This photograph was taken in Washington, DC (of course), while sitting with physicians from the future, following the second public meeting of the US Dietary Guidelines Advisory Committee. I happened to be sitting next to Georgia Ede, MD (@GeorgiaEdeMD), who is an/the foremost national expert on diet and mental health.
Like many others, I am still thinking through what I saw that day and what it all means for our nation’s health future.
The information presented was wildly divergent and I have no doubt the Committee will work diligently to understand the science.
This is the truth I left with – my continuous glucose monitor tracing from the entire day. The bump above 100 was morning exercise (physiologic), with an overall average in the 80 mg/dl range. The apple icons refer to meals, not actual apples….
There are more ways to achieve normoglycemia via diet than a lamb burger, I know, I just like food photography and good lighting 🙂 .
There are also known ways to lose glycemic control, even briefly, when ingesting foods commonly felt to be good for you, like cornflakes and milk, even among a “healthy” population:
Or sometimes, when ingesting the wrong food that’s served to you by accident:

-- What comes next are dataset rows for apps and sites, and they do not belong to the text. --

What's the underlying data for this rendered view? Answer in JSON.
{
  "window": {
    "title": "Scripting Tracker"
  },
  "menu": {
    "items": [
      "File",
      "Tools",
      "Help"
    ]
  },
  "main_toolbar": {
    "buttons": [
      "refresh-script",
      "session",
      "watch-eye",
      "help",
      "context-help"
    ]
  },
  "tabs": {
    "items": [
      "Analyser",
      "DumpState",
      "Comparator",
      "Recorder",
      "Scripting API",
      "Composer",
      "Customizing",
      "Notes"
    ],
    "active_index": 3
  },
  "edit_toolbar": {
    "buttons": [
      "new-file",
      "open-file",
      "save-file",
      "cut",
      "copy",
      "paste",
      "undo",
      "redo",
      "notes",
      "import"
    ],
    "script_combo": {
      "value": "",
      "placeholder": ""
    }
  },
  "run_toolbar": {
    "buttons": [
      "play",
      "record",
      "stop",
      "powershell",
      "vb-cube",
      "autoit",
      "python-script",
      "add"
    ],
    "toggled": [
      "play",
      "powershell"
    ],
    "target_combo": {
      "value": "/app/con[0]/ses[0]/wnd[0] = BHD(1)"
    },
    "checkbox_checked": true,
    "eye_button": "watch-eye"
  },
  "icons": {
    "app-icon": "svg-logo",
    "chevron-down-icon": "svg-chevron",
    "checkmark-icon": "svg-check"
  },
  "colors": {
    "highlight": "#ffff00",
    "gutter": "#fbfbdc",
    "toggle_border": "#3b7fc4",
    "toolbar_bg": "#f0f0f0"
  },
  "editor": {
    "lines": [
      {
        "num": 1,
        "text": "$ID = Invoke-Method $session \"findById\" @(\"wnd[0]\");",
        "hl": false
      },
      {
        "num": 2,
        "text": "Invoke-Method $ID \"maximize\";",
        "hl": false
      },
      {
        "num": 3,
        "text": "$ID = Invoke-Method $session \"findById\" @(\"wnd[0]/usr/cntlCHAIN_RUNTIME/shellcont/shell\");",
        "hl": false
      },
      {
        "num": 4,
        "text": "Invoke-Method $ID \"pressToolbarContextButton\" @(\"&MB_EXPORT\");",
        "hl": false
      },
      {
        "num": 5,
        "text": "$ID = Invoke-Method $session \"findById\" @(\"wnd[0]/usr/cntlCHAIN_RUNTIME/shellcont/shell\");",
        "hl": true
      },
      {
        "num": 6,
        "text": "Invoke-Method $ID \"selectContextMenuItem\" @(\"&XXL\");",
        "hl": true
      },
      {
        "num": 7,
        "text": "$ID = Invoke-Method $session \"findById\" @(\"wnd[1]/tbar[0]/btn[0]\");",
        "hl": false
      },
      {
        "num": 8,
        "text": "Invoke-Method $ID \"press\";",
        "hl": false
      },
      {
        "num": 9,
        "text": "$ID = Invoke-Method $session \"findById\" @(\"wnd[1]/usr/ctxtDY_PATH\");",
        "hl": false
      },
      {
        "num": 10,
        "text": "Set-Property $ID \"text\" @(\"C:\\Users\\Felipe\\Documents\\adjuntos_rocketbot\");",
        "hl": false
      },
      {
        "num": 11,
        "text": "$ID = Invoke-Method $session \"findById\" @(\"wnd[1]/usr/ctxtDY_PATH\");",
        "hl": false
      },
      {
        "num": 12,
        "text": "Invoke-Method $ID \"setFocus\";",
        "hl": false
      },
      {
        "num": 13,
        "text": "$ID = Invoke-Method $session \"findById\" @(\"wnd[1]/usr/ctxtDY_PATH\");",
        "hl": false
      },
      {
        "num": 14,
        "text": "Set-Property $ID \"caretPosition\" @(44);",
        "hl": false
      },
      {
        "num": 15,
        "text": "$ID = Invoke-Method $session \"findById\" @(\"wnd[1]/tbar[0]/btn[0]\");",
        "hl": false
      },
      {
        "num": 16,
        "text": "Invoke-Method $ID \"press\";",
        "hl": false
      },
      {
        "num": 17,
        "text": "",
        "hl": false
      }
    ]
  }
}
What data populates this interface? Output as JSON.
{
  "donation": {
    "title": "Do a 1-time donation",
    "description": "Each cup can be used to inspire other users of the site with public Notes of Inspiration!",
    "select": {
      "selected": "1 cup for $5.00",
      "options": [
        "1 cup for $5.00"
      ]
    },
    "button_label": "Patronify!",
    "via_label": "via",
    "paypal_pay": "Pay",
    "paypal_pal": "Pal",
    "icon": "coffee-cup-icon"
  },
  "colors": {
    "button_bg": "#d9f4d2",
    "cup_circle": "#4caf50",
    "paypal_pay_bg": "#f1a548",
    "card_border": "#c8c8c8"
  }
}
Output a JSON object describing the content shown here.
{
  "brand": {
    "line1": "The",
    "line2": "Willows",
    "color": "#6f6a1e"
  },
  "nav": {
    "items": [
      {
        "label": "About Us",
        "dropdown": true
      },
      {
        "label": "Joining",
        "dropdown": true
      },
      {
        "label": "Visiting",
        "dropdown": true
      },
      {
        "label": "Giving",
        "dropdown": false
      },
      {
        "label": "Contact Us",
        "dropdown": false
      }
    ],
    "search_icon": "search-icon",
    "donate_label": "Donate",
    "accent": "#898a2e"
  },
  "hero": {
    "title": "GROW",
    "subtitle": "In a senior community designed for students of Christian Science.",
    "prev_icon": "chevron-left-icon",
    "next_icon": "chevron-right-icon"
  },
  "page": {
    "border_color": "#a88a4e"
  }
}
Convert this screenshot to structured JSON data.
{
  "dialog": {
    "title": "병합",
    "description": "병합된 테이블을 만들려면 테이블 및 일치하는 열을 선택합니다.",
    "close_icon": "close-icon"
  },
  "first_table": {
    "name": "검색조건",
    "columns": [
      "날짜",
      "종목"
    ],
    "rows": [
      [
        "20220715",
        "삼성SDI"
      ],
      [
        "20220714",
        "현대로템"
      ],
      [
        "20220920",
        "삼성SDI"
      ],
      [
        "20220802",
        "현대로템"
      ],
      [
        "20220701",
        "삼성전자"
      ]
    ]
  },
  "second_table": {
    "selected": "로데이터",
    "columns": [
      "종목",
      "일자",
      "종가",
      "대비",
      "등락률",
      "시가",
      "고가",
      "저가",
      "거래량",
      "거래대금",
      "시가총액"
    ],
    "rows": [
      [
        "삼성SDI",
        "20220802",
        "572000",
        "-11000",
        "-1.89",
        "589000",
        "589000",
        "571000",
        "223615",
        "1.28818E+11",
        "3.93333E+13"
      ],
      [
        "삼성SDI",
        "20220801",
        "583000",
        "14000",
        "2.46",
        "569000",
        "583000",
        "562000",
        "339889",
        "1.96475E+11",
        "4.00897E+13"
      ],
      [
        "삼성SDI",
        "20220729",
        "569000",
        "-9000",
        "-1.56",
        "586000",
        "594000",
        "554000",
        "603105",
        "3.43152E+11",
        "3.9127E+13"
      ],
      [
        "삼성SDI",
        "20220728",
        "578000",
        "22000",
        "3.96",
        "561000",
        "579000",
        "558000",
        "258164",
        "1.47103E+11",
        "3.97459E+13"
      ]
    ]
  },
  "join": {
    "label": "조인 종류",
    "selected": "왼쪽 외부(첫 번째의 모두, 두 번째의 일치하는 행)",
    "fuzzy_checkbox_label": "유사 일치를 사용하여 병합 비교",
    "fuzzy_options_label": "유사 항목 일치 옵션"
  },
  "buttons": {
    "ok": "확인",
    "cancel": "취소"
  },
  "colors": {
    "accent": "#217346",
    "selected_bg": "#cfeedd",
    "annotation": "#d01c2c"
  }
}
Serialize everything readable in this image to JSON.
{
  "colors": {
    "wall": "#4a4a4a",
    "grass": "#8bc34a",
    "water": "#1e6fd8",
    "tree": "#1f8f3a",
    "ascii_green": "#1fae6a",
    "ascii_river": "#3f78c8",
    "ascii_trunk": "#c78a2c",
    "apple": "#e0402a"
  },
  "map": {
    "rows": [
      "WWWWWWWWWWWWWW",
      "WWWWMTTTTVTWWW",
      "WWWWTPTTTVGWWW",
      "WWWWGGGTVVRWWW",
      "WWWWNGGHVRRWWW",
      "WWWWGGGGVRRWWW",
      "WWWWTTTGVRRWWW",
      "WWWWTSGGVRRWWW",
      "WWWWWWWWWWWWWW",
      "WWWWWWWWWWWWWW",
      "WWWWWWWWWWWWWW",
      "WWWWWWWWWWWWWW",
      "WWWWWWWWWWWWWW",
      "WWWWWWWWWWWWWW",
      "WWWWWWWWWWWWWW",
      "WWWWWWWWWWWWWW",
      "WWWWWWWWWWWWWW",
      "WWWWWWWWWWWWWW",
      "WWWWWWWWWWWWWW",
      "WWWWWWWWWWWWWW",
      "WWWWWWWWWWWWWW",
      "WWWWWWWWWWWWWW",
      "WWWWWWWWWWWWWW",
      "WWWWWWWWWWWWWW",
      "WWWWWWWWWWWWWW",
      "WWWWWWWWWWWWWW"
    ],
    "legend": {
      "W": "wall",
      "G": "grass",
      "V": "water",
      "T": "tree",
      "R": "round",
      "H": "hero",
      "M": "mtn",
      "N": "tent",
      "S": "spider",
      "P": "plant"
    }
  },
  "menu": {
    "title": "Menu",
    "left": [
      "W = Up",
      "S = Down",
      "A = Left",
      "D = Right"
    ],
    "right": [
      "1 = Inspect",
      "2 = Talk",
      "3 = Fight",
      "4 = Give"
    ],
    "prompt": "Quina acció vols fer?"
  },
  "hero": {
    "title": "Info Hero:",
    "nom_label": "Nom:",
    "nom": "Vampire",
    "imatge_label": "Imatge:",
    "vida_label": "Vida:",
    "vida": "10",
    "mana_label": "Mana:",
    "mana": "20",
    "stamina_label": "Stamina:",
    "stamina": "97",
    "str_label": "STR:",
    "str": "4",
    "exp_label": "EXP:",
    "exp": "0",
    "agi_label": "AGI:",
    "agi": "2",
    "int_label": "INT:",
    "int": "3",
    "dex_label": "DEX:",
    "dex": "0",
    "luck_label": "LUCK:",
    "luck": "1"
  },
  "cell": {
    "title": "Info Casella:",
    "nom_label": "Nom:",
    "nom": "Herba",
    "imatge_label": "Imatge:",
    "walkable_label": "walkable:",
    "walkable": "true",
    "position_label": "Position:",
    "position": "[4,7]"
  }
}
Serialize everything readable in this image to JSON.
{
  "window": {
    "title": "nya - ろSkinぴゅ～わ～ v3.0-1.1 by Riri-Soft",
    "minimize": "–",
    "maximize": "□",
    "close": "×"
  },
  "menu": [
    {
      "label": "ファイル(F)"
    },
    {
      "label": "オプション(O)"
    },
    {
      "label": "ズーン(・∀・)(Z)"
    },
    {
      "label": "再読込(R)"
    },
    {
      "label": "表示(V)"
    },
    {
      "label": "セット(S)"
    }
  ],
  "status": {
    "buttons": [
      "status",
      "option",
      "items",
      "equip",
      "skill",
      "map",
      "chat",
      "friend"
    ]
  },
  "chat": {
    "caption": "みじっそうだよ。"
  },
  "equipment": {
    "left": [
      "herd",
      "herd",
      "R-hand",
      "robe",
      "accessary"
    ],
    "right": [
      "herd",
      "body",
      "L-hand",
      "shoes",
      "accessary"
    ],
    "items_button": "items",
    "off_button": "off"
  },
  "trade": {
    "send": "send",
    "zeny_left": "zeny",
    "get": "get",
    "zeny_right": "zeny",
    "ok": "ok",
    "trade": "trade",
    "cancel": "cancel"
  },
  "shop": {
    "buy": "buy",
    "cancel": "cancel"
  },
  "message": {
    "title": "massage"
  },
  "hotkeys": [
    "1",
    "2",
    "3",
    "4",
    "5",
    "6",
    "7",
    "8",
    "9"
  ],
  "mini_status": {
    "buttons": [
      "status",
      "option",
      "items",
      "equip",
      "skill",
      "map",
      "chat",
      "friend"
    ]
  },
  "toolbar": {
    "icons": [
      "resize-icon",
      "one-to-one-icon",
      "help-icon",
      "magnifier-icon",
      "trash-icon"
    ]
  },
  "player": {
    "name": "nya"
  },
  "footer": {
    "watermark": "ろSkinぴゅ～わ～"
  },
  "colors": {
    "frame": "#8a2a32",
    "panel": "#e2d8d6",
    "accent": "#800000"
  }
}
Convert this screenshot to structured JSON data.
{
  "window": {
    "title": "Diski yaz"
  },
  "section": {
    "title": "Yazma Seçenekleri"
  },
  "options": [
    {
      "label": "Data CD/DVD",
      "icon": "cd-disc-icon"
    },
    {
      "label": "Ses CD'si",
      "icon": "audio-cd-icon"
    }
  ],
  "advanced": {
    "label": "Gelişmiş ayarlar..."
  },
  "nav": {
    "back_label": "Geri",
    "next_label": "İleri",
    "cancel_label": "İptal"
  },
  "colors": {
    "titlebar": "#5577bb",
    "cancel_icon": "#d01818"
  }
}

My experience is my experience (n of 1) and not meant to generalize and not meant to tell people what they should eat. However, there is a fairly robust body of evidence that prediabetes and diabetes can be managed better or reversed with diet. For prediabetes, there’s no other way to do it besides diet. I think that’s really interesting in this century, that diet is not an aside to certain parts of medical care, it’s the intervention that works the best. If that’s the case, it’s good that we know about it for ourselves and the people we serve.